A substantial fraction of the observational and experimental data collected in the social sciences is now coming from crowdsourcing platforms. The steady shift towards crowdsourced samples that has occurred over the last decade means that it is more important than ever to be acquainted with the characteristics and dynamics of such samples. This chapter aims to familiarize computational social scientists with crowdsourced samples, and in particular with what has become the most popular source of such samples across the social sciences: Amazon Mechanical Turk (MTurk). This chapter will answer several questions: Who joins the MTurk platform as a worker and why? How do MTurk samples compare to traditional samples in survey and experimental research such as undergraduate students? What challenges can researchers expect to face on MTurk? What are the ethical concerns that these online workplaces bring to the surface? We hope the answers to these questions will be useful to a variety of computational social scientists: aspiring survey and experimental researchers who want to familiarize themselves with the main characteristics of crowdsourcing; experienced researchers who seek a deeper understanding of the implications of their methodological choices; and outsiders who want to take a peek at how social science is conducted in the present and will be conducted in the future.

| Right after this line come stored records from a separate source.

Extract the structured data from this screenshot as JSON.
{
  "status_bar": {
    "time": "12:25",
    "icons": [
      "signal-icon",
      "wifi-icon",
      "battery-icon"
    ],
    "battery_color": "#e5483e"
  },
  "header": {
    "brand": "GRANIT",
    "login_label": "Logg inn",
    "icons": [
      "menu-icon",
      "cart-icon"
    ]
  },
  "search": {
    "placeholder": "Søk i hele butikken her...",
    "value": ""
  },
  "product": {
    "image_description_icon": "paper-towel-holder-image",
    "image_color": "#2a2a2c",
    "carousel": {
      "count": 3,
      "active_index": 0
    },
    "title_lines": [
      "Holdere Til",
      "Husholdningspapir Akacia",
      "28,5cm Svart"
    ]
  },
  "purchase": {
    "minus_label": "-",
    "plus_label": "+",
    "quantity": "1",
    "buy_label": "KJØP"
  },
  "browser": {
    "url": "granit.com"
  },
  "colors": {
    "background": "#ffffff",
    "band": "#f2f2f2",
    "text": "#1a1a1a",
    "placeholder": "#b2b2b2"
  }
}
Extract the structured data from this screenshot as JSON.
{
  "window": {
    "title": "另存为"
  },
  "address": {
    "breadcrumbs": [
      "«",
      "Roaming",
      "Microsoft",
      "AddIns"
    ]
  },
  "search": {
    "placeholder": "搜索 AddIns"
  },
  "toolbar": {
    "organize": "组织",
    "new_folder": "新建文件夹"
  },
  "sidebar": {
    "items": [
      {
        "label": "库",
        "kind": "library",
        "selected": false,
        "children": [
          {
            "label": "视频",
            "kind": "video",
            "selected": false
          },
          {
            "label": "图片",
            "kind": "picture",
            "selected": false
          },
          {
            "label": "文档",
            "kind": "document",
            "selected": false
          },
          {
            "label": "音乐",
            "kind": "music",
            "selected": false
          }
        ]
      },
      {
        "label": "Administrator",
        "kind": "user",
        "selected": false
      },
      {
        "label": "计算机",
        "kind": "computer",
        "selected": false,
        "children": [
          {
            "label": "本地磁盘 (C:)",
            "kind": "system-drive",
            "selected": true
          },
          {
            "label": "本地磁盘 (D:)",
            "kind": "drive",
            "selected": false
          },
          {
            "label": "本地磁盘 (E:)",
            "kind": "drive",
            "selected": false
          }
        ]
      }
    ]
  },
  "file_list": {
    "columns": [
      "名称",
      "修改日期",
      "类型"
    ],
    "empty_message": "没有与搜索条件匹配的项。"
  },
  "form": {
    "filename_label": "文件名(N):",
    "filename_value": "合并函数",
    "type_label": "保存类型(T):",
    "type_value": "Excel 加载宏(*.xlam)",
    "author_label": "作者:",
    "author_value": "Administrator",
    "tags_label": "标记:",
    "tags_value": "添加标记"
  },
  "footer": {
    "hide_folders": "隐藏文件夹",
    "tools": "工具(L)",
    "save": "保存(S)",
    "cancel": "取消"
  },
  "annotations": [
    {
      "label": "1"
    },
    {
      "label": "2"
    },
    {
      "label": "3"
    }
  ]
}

ZALLOT, C., PAOLACCI, G., CHANDLER, J. et SISSO, I. (2021). Crowdsourcing in observational and experimental research. Dans: Uwe Engel, Anabel Quan-Haase, Sunny Xun Liu, Lars Lyberg eds. Handbook of Computational Social Science, Volume 2. 1st ed. Routledge, pp. 140-157.